To craft a campaign against corruption into a movement around a single figure is faintly troubling. The claim that “Anna is India, India is Anna” sounds close to cult-speak. As it happens, the Supreme Court, the auditor-general, a panoply of civil activists and a more assertive press have all helped to hold the corrupt to account this year. Several powerful figures have been jailed.
Other doubts exist about Mr Hazare. Some Muslim leaders are suspicious of the nationalist, and what they see as at times Hindu-dominated, tone and imagery of his campaign. Low-caste Dalits … also question his stand …

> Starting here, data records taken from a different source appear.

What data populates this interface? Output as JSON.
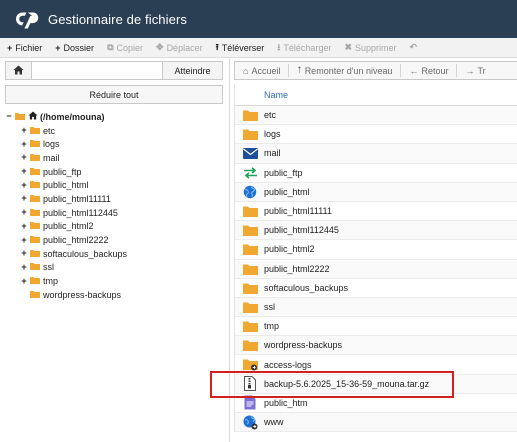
{
  "app": {
    "title": "Gestionnaire de fichiers"
  },
  "toolbar": {
    "items": [
      {
        "icon": "plus-icon",
        "glyph": "+",
        "label": "Fichier",
        "enabled": true
      },
      {
        "icon": "plus-icon",
        "glyph": "+",
        "label": "Dossier",
        "enabled": true
      },
      {
        "icon": "copy-icon",
        "glyph": "⧉",
        "label": "Copier",
        "enabled": false
      },
      {
        "icon": "move-icon",
        "glyph": "✥",
        "label": "Déplacer",
        "enabled": false
      },
      {
        "icon": "upload-icon",
        "glyph": "⭱",
        "label": "Téléverser",
        "enabled": true
      },
      {
        "icon": "download-icon",
        "glyph": "⭳",
        "label": "Télécharger",
        "enabled": false
      },
      {
        "icon": "delete-icon",
        "glyph": "✖",
        "label": "Supprimer",
        "enabled": false
      },
      {
        "icon": "restore-icon",
        "glyph": "↶",
        "label": "",
        "enabled": false
      }
    ]
  },
  "path_bar": {
    "value": "",
    "go_label": "Atteindre"
  },
  "collapse_label": "Réduire tout",
  "tree": {
    "root": {
      "toggle": "−",
      "label": "(/home/mouna)"
    },
    "children": [
      {
        "toggle": "+",
        "label": "etc"
      },
      {
        "toggle": "+",
        "label": "logs"
      },
      {
        "toggle": "+",
        "label": "mail"
      },
      {
        "toggle": "+",
        "label": "public_ftp"
      },
      {
        "toggle": "+",
        "label": "public_html"
      },
      {
        "toggle": "+",
        "label": "public_html11111"
      },
      {
        "toggle": "+",
        "label": "public_html112445"
      },
      {
        "toggle": "+",
        "label": "public_html2"
      },
      {
        "toggle": "+",
        "label": "public_html2222"
      },
      {
        "toggle": "+",
        "label": "softaculous_backups"
      },
      {
        "toggle": "+",
        "label": "ssl"
      },
      {
        "toggle": "+",
        "label": "tmp"
      },
      {
        "toggle": "",
        "label": "wordpress-backups"
      }
    ]
  },
  "right_toolbar": {
    "items": [
      {
        "icon": "home-icon",
        "glyph": "⌂",
        "label": "Accueil"
      },
      {
        "icon": "level-up-icon",
        "glyph": "⭡",
        "label": "Remonter d'un niveau"
      },
      {
        "icon": "back-arrow-icon",
        "glyph": "←",
        "label": "Retour"
      },
      {
        "icon": "forward-arrow-icon",
        "glyph": "→",
        "label": "Tr"
      }
    ]
  },
  "file_list": {
    "column_name": "Name",
    "rows": [
      {
        "type": "folder",
        "name": "etc"
      },
      {
        "type": "folder",
        "name": "logs"
      },
      {
        "type": "mail",
        "name": "mail"
      },
      {
        "type": "ftp",
        "name": "public_ftp"
      },
      {
        "type": "globe",
        "name": "public_html"
      },
      {
        "type": "folder",
        "name": "public_html11111"
      },
      {
        "type": "folder",
        "name": "public_html112445"
      },
      {
        "type": "folder",
        "name": "public_html2"
      },
      {
        "type": "folder",
        "name": "public_html2222"
      },
      {
        "type": "folder",
        "name": "softaculous_backups"
      },
      {
        "type": "folder",
        "name": "ssl"
      },
      {
        "type": "folder",
        "name": "tmp"
      },
      {
        "type": "folder",
        "name": "wordpress-backups"
      },
      {
        "type": "folder-link",
        "name": "access-logs"
      },
      {
        "type": "archive",
        "name": "backup-5.6.2025_15-36-59_mouna.tar.gz"
      },
      {
        "type": "file",
        "name": "public_htm"
      },
      {
        "type": "globe-link",
        "name": "www"
      }
    ]
  },
  "colors": {
    "header_bg": "#2a3f54",
    "folder": "#f0a830",
    "link_blue": "#2b6cb0",
    "highlight": "#d21f1f"
  }
}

The most revered Dalit leader, the late B.R. Ambedkar, chief draftsman of India’s constitution, has been much quoted this week for an early warning about the “grammar of anarchy,” by which he meant using Gandhi-style fasts to impose your will on a democratic government. Hunger strikes, a form of blackmail, might have been justified against the British, but not against elected leaders.
Descendants of Gandhi himself agree, reports Anjana Pasricha for the Voice of America:
Gandhi’s great grandson, Tushar Gandhi, says there are crucial differences in the way the two leaders have used fasting as an instrument of protest. Mahatma Gandhi is also known in India as “bapu” or father.
“With Anna it is more of an attempt to browbeat the government into absolute surrender and submission. It definitely is an attempt to arm twist.,” Gandhi said. “With Bapu it was in his own words he said that my fast is an act of love to bring a friend back on the straight and narrow and not an attempt to vanquish an enemy.”
In an opinion piece in The Hindu, Prabhat Patnaik points out Hazare has become increasingly hardline as his campaign gathered steam:
[His demands have moved] from “we have a democratic right to protest and place our views in public,” which is an unexceptionable proposition, to “Anna will keep fasting until his bill is adopted or amended with his permission,” which amounts to holding a gun to the head of the [government], and by implication of Parliament, and dictating that the bill it has produced must be passed, or else mayhem will follow.
The government’s flip-flops are indicative of incompetence; the Anna group’s flip-flops arise because of the compulsions of a particular style of politics on which it is embarked, which can be called “messianism” and which is fundamentally anti-democratic. The fact that it is striking a chord among the people, if at all it is (one cannot entirely trust the media on this), should be a source of serious concern, for it underscores the pre-modernity of our society and the shallowness of the roots of our democracy.
compiled by Araminta Wordsworth
Posted in: Full Comment, World Politics Tags: Araminta Wordsworth, Full Comment Abroad, corruption, India, democracy, Anna Hazare, messianism, Mahatma Gandhi, Lokpal Bill